- The adoption of independent contractor status is frequently at the initiative of the principal, not the contractor, and the contractor offer involves onerous "take it or leave it" conditions;
- The principal routinely require individuals... Read full article »
How credible is WorkSafe on workplace bullying?
With workplace bullying in the public sector now at 21%, how credible is the Victorian Government's own WorkSafe anti-bullying message?
Dear Minister For All Things,
The absence of any accessible and effective remedies for the overwhelming majority of workplace bullying cases is a scandal.
Government has continued to miss the point on workplace bullying both in its capacity as a major employer and as lawmaker.
Its record as an employer is reflected in the People Matter Survey 2010 of Victorian public sector employees. With almost 19,000 respondents the survey disclosed that:
- 34% of public... Read full article »
Harassment allegations at WorkSafe - media reports
The Age reports today on the worrying culture of bullying allegedly in place at the State's key workers compensation authority, WorkSafe.
The story maintains that bullying and stress claims are at an all-time high within the Authority.
It is embarrassing for WorkSafe that runs a high profile media campaign against workplace bullying, while also encouraging workers to return quickly to work during their rehabilitation.
In the experience of our workplace accident and compensation practice, our injury lawyers are often dismayed by the dismissive nature of WorkSafe to claims made for stress, often as a result of...Read full article »

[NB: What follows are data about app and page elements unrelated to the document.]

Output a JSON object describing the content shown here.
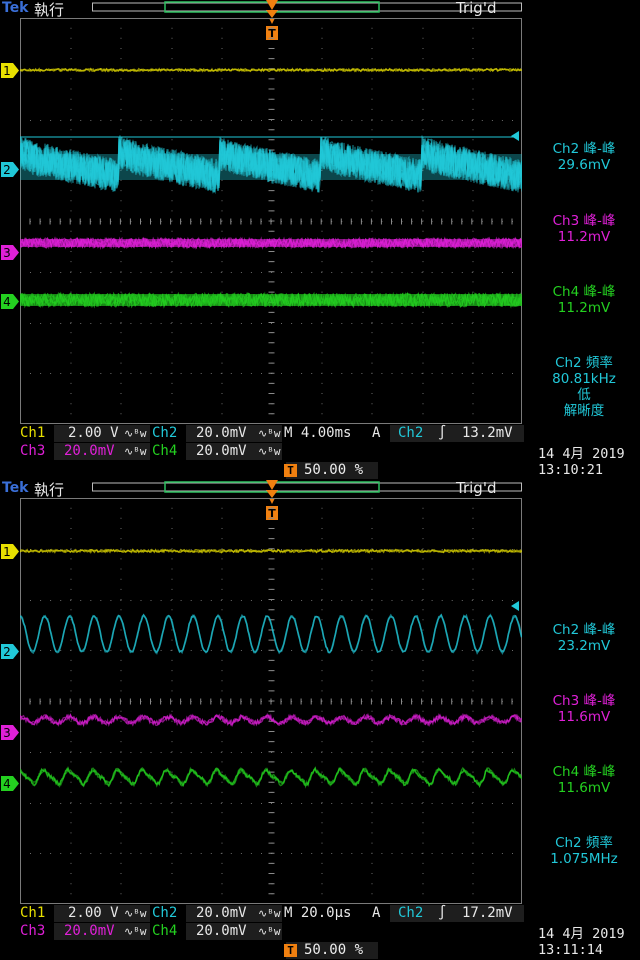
{
  "screens": [
    {
      "brand": "Tek",
      "mode": "執行",
      "trig_status": "Trig'd",
      "trigger_marker": "T",
      "channel_markers": [
        "1",
        "2",
        "3",
        "4"
      ],
      "measurements": {
        "ch2_label": "Ch2 峰-峰",
        "ch2_value": "29.6mV",
        "ch3_label": "Ch3 峰-峰",
        "ch3_value": "11.2mV",
        "ch4_label": "Ch4 峰-峰",
        "ch4_value": "11.2mV",
        "freq_label": "Ch2 頻率",
        "freq_value": "80.81kHz",
        "freq_note_1": "低",
        "freq_note_2": "解晰度"
      },
      "settings": {
        "ch1_name": "Ch1",
        "ch1_scale": "2.00 V",
        "ch2_name": "Ch2",
        "ch2_scale": "20.0mV",
        "ch3_name": "Ch3",
        "ch3_scale": "20.0mV",
        "ch4_name": "Ch4",
        "ch4_scale": "20.0mV",
        "bw_symbol": "∿ᴮw",
        "timebase": "M 4.00ms",
        "trig_mode": "A",
        "trig_source": "Ch2",
        "trig_slope": "∫",
        "trig_level": "13.2mV",
        "trig_position": "50.00 %"
      },
      "date": "14 4月  2019",
      "time": "13:10:21",
      "colors": {
        "ch1": "#e8e000",
        "ch2": "#21c8d8",
        "ch3": "#e020d8",
        "ch4": "#24d020"
      }
    },
    {
      "brand": "Tek",
      "mode": "執行",
      "trig_status": "Trig'd",
      "trigger_marker": "T",
      "channel_markers": [
        "1",
        "2",
        "3",
        "4"
      ],
      "measurements": {
        "ch2_label": "Ch2 峰-峰",
        "ch2_value": "23.2mV",
        "ch3_label": "Ch3 峰-峰",
        "ch3_value": "11.6mV",
        "ch4_label": "Ch4 峰-峰",
        "ch4_value": "11.6mV",
        "freq_label": "Ch2 頻率",
        "freq_value": "1.075MHz"
      },
      "settings": {
        "ch1_name": "Ch1",
        "ch1_scale": "2.00 V",
        "ch2_name": "Ch2",
        "ch2_scale": "20.0mV",
        "ch3_name": "Ch3",
        "ch3_scale": "20.0mV",
        "ch4_name": "Ch4",
        "ch4_scale": "20.0mV",
        "bw_symbol": "∿ᴮw",
        "timebase": "M 20.0µs",
        "trig_mode": "A",
        "trig_source": "Ch2",
        "trig_slope": "∫",
        "trig_level": "17.2mV",
        "trig_position": "50.00 %"
      },
      "date": "14 4月  2019",
      "time": "13:11:14",
      "colors": {
        "ch1": "#e8e000",
        "ch2": "#21c8d8",
        "ch3": "#e020d8",
        "ch4": "#24d020"
      }
    }
  ]
}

Vic Govt. vs the unions. Is this what fair bargaining amounts to?
The private correspondence between the Minister for All Things and the Labour Lawyer reveals the real agenda.
Dear Minister for All Things,
Victorian Government Wages Policy
I am puzzled by the Victorian Government's stance on negotiations with public sector unions covering police, teachers, principals and assistant principals, public servants and nurses.
The Government's proposed wage increase for all these public sector employees is limited to 2.5% per annum. Any increase above 2.5% is to be paid for by money taken back from the employees. Accordingly, the real money increase is limited...Read full article »
Women in the Legal Profession: has it really changed?
Senior partner, Angela Sdrinis, reflects on her career and the challenges still facing women lawyers: inequality and the struggle for work-life balance.
The recent TV mini-series Paper Giants which dramatized the rise to fame of Ita Buttrose as the precocious editor of Cleo magazine brought back many memories for me of what it was like to be a professional woman in the 70s.
Sleazy middle-aged barristers thought that young female articled clerks were easy game and it was commonplace to be cornered in a court corridor by Counsel who thought that they were...Read full article »
In the wake of the Kristy Fraser-Kirk case – sexual harassment in the workplace
“No level of sexual harassment is tolerable.”
It’s not everyday that a company like David Jones is so publicly exposed by a sexual harassment case.
The size of the damages sought, the salacious stories about alleged misconduct by the CEO, and the public posturing grabbed everyone’s attention.
What’s undeniable is that the case put sexual harassment in the workplace back in the public eye and top of the topics at BBQs, in bars, in the office, and even around the dinner table. Which is probably a good thing.
Perhaps more...Read full article »